→ **GOAL OF THE EXERCISE**:
The output should be all entries, each matching the original exactly.

→ **EXERCISE MATERIALS**:
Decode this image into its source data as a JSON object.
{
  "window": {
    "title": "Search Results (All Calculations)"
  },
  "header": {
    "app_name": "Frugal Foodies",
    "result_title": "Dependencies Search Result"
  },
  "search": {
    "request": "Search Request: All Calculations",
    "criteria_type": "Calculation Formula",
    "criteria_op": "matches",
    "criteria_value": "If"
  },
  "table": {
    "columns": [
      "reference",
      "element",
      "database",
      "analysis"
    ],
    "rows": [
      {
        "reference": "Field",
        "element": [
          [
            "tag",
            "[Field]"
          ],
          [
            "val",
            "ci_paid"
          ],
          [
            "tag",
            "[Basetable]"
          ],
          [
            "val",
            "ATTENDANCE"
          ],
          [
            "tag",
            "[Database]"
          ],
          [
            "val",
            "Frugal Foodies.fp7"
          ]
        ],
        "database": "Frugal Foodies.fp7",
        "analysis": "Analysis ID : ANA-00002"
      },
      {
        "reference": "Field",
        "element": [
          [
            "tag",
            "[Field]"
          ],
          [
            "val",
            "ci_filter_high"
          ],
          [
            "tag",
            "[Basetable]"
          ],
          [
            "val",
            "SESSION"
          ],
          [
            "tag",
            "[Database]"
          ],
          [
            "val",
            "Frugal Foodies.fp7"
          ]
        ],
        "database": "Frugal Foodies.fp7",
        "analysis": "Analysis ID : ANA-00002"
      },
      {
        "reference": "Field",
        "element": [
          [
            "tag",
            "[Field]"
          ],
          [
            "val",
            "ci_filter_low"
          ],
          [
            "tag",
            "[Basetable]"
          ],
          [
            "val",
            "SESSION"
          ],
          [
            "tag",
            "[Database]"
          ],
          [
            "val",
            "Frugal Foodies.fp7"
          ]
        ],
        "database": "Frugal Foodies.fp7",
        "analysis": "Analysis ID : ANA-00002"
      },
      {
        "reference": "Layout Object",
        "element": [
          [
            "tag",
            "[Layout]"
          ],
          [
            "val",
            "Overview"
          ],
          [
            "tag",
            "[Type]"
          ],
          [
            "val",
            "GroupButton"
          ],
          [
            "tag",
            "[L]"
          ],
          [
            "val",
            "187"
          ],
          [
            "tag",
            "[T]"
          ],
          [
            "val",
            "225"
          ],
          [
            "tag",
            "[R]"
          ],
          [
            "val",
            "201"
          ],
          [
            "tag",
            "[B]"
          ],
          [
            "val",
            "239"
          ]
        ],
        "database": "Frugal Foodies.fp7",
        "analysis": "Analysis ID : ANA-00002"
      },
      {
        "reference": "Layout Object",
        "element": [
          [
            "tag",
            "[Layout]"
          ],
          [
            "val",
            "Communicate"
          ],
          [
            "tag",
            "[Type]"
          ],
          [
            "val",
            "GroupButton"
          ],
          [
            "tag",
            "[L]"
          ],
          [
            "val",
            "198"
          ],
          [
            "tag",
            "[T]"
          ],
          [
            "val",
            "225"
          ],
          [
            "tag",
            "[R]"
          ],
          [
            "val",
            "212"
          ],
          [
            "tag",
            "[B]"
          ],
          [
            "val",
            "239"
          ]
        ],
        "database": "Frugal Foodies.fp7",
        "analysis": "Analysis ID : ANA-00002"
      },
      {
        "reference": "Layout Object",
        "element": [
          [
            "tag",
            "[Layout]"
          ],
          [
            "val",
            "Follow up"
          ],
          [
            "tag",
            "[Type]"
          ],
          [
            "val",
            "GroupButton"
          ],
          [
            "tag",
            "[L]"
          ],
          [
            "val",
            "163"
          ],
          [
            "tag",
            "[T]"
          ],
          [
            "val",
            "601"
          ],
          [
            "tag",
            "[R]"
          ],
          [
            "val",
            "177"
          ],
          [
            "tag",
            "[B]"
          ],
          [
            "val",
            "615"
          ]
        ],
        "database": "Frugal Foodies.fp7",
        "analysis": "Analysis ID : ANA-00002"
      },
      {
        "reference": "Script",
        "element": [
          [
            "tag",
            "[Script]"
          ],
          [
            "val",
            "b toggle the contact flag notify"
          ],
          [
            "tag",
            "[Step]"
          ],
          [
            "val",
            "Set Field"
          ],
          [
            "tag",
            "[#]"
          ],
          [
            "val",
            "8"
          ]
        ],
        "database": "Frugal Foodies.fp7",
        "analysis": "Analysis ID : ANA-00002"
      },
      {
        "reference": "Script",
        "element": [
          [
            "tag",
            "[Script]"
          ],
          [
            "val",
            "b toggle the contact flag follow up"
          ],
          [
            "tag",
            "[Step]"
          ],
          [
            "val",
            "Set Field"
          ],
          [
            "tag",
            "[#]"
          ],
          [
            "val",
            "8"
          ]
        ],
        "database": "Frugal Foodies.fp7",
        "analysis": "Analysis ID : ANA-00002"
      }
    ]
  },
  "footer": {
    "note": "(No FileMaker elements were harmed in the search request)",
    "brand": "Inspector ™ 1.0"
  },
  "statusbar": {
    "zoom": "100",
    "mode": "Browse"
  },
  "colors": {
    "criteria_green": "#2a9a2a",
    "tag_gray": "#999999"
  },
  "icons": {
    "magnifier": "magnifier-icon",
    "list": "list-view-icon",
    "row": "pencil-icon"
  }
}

→ **YOUR RESPONSE**:
Decode this image into its source data as a JSON object.
{
  "window": {
    "title": "Search Results (All Calculations)"
  },
  "header": {
    "app_name": "Frugal Foodies",
    "result_title": "Dependencies Search Result"
  },
  "search": {
    "request": "Search Request: All Calculations",
    "criteria_type": "Calculation Formula",
    "criteria_op": "matches",
    "criteria_value": "If"
  },
  "table": {
    "columns": [
      "reference",
      "element",
      "database",
      "analysis"
    ],
    "rows": [
      {
        "reference": "Field",
        "element": [
          [
            "tag",
            "[Field]"
          ],
          [
            "val",
            "ci_paid"
          ],
          [
            "tag",
            "[Basetable]"
          ],
          [
            "val",
            "ATTENDANCE"
          ],
          [
            "tag",
            "[Database]"
          ],
          [
            "val",
            "Frugal Foodies.fp7"
          ]
        ],
        "database": "Frugal Foodies.fp7",
        "analysis": "Analysis ID : ANA-00002"
      },
      {
        "reference": "Field",
        "element": [
          [
            "tag",
            "[Field]"
          ],
          [
            "val",
            "ci_filter_high"
          ],
          [
            "tag",
            "[Basetable]"
          ],
          [
            "val",
            "SESSION"
          ],
          [
            "tag",
            "[Database]"
          ],
          [
            "val",
            "Frugal Foodies.fp7"
          ]
        ],
        "database": "Frugal Foodies.fp7",
        "analysis": "Analysis ID : ANA-00002"
      },
      {
        "reference": "Field",
        "element": [
          [
            "tag",
            "[Field]"
          ],
          [
            "val",
            "ci_filter_low"
          ],
          [
            "tag",
            "[Basetable]"
          ],
          [
            "val",
            "SESSION"
          ],
          [
            "tag",
            "[Database]"
          ],
          [
            "val",
            "Frugal Foodies.fp7"
          ]
        ],
        "database": "Frugal Foodies.fp7",
        "analysis": "Analysis ID : ANA-00002"
      },
      {
        "reference": "Layout Object",
        "element": [
          [
            "tag",
            "[Layout]"
          ],
          [
            "val",
            "Overview"
          ],
          [
            "tag",
            "[Type]"
          ],
          [
            "val",
            "GroupButton"
          ],
          [
            "tag",
            "[L]"
          ],
          [
            "val",
            "187"
          ],
          [
            "tag",
            "[T]"
          ],
          [
            "val",
            "225"
          ],
          [
            "tag",
            "[R]"
          ],
          [
            "val",
            "201"
          ],
          [
            "tag",
            "[B]"
          ],
          [
            "val",
            "239"
          ]
        ],
        "database": "Frugal Foodies.fp7",
        "analysis": "Analysis ID : ANA-00002"
      },
      {
        "reference": "Layout Object",
        "element": [
          [
            "tag",
            "[Layout]"
          ],
          [
            "val",
            "Communicate"
          ],
          [
            "tag",
            "[Type]"
          ],
          [
            "val",
            "GroupButton"
          ],
          [
            "tag",
            "[L]"
          ],
          [
            "val",
            "198"
          ],
          [
            "tag",
            "[T]"
          ],
          [
            "val",
            "225"
          ],
          [
            "tag",
            "[R]"
          ],
          [
            "val",
            "212"
          ],
          [
            "tag",
            "[B]"
          ],
          [
            "val",
            "239"
          ]
        ],
        "database": "Frugal Foodies.fp7",
        "analysis": "Analysis ID : ANA-00002"
      },
      {
        "reference": "Layout Object",
        "element": [
          [
            "tag",
            "[Layout]"
          ],
          [
            "val",
            "Follow up"
          ],
          [
            "tag",
            "[Type]"
          ],
          [
            "val",
            "GroupButton"
          ],
          [
            "tag",
            "[L]"
          ],
          [
            "val",
            "163"
          ],
          [
            "tag",
            "[T]"
          ],
          [
            "val",
            "601"
          ],
          [
            "tag",
            "[R]"
          ],
          [
            "val",
            "177"
          ],
          [
            "tag",
            "[B]"
          ],
          [
            "val",
            "615"
          ]
        ],
        "database": "Frugal Foodies.fp7",
        "analysis": "Analysis ID : ANA-00002"
      },
      {
        "reference": "Script",
        "element": [
          [
            "tag",
            "[Script]"
          ],
          [
            "val",
            "b toggle the contact flag notify"
          ],
          [
            "tag",
            "[Step]"
          ],
          [
            "val",
            "Set Field"
          ],
          [
            "tag",
            "[#]"
          ],
          [
            "val",
            "8"
          ]
        ],
        "database": "Frugal Foodies.fp7",
        "analysis": "Analysis ID : ANA-00002"
      },
      {
        "reference": "Script",
        "element": [
          [
            "tag",
            "[Script]"
          ],
          [
            "val",
            "b toggle the contact flag follow up"
          ],
          [
            "tag",
            "[Step]"
          ],
          [
            "val",
            "Set Field"
          ],
          [
            "tag",
            "[#]"
          ],
          [
            "val",
            "8"
          ]
        ],
        "database": "Frugal Foodies.fp7",
        "analysis": "Analysis ID : ANA-00002"
      }
    ]
  },
  "footer": {
    "note": "(No FileMaker elements were harmed in the search request)",
    "brand": "Inspector ™ 1.0"
  },
  "statusbar": {
    "zoom": "100",
    "mode": "Browse"
  },
  "colors": {
    "criteria_green": "#2a9a2a",
    "tag_gray": "#999999"
  },
  "icons": {
    "magnifier": "magnifier-icon",
    "list": "list-view-icon",
    "row": "pencil-icon"
  }
}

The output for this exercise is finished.